Allusion in The Canterbury Tales
Allusion Examples in The Canterbury Tales:
The Knight’s Tale
"virgin beauty slays me ..." See in text (The Knight’s Tale)
Here Arcita claims that the woman's beauty inflicts more pain on him than any physical wound he could endure. This is an allusion to the courtly love genera that was prevalent during the Middle Ages and the Early Modern period. The knights's ability to be emotionally wounded by a "virgin beauty" demonstrated their ability to be internally feeling while remaining stoic against physical pain. Chaucer could be seen as mocking courtly love tropes by the hyperbolic nature of this statement.
The Miller’s Tale
"Herod..." See in text (The Miller’s Tale)

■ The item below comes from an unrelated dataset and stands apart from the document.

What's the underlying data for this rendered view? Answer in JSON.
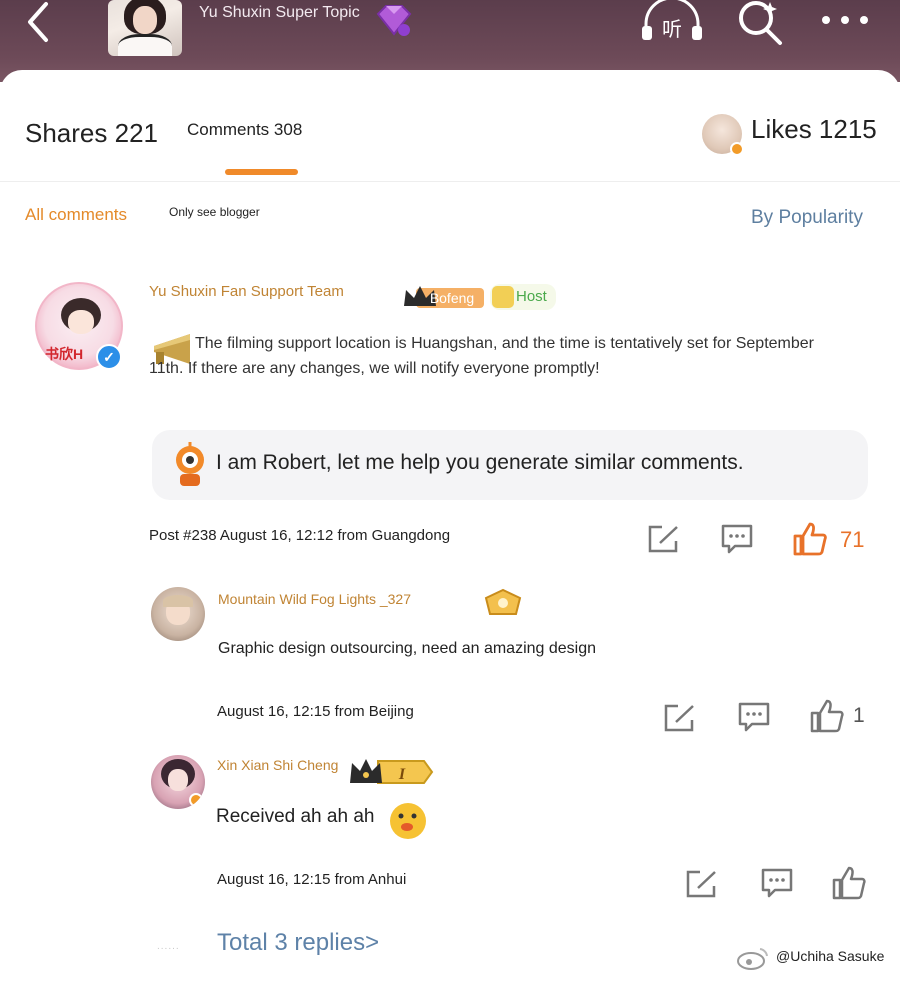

Herod the Great was a Roman statesman. He is known for leading massive building projects throughout Judea, including ports, temples, and fortresses. However, Herod is also known for the Massacre of the Innocents upon the birth of Jesus. The Miller's reference to this historical character suggests that he does not know the whole history that he alludes to and is simply trying to make references to make his story like the Knight's tale.